Virginia Begins Processing Eviction Cases Again
Virginia’s moratorium on all non-emergency court proceedings ended Monday, meaning judges can begin hearing eviction cases against tenants who are struggling to pay rent due to the coronavirus pandemic.
At least 700 eviction cases are scheduled in courts across the state over the next three weeks, according to the Virginia Poverty Law Center. More than 100 are in Hampton Roads.
Gov. Ralph Northam has said the Commonwealth is implementing measures to protect people from evictions.
A recently-passed state law delays eviction hearings 60 days for people who can prove they have lost income due to the COVID-19 pandemic. The CARES Act — a separate law passed by Congress — also halts evictions for people living in federally-subsidized housing or at a property with a federally-backed mortgage.
Still, Steve Fischbach, the litigation director of the Virginia Poverty Law Center, said many Virginians could be evicted in the coming weeks. Virginia has issued no guidance about how it’s applying and enforcing the 60-day delay and the CARES Act, he said.
"For tenants represented by lawyers, there’s a much lower chance of folks getting evicted. Most tenants go to court without lawyers and hence don’t even know that they have those two protections," he said.
Tenants who have been struggling to pay rent amid the outbreak previously had a reprieve from evictions. Beginning in March, the Virginia Supreme Court issued multiple orders halting court proceedings to prevent the spread of the coronavirus in courtrooms.
The move also provided eviction protections to many people residing in hotels and motels.
In its order resuming non-emergency court proceedings, the Virginia Supreme Court said the moratorium on proceedings created a backlog of 673,000 court cases. The order gave local courts authority to reopen courthouses if they deem it safe.
Some have declined to hear cases yet, including the Richmond City General District Court and courts in Northern Virginia. But courts in Williamsburg/James City, Chesapeake and Hampton, among others, are reopening and have scheduled dozens of eviction cases for the coming weeks, according to the Poverty Law Center.
The hearings start as other states, including Florida, California and New York have issued orders banning evictions until at least the end of May because many people remain laid off because of the COVID-19 pandemic.
Fischbach said there are also safety concerns about resuming eviction cases.
Some tenants may be afraid to show up to an eviction hearing for fear of contracting the virus. The result could be a default judgement in which a judge ultimately approves an eviction because the landlord is present in court while the tenant is not.
"Virginia needs to do what Florida and other states are doing — extending those moratoriums because we're still in a public health crisis," Fischbach said.
The Commonwealth already has a history with evictions. Several of its cities had some of the highest eviction rates in the country before the pandemic.

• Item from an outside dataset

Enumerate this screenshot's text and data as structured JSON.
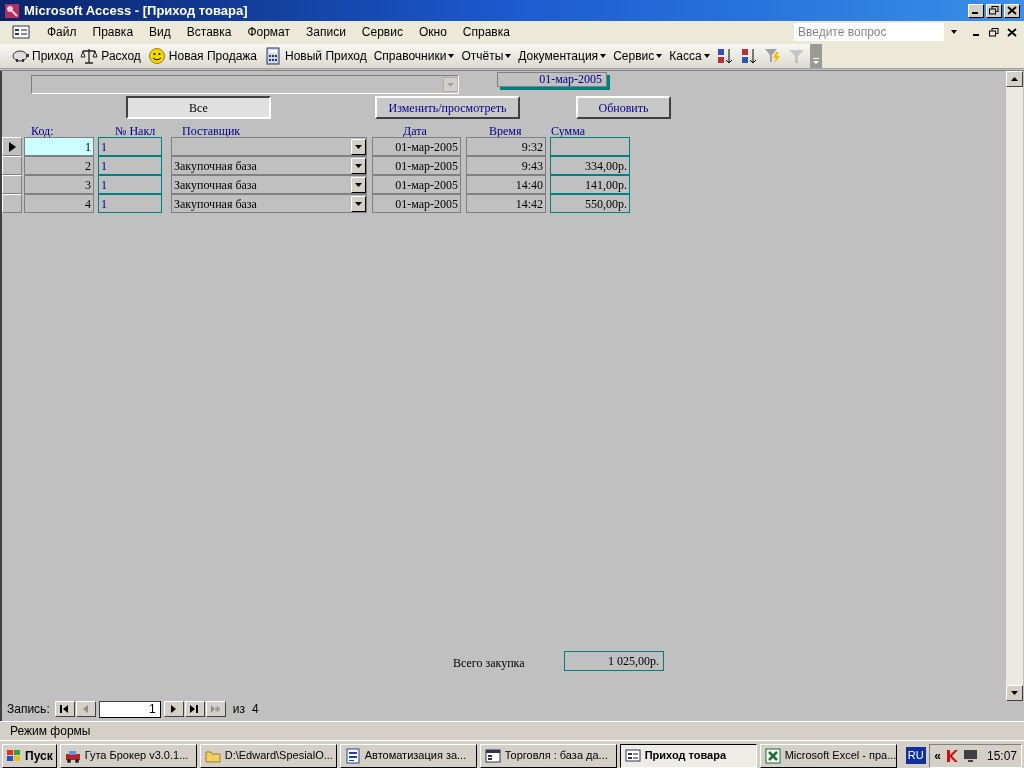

Since the outbreak started, the state has received more criticism for its eviction protections. In April, Princeton University's Eviction Lab reviewed eviction policies in all 50 states and ranked Virginia 31st. The researchers at the lab said that while Virginia paused evictions, landlords could still file eviction lawsuits that would be heard when courts reopen.
"Without further action and supportive measures, Virginia could see a surge of evictions immediately following the pandemic,” the researchers wrote.
When asked during a Monday press conference why Virginia hasn’t issued an order extending eviction protections similar to other states, Gov. Ralph Northam said he wasn’t prepared to make comparisons.
He noted that landlords with state-backed loans can get a 90-day mortgage deferral if they give tenants more time to pay rent. The state is also providing non-profit housing organizations with $12 million to expand housing services, he said.
"We’re hoping to prevent any evictions especially during this COVID-19. We’ll continue to follow those guidelines," Northam said.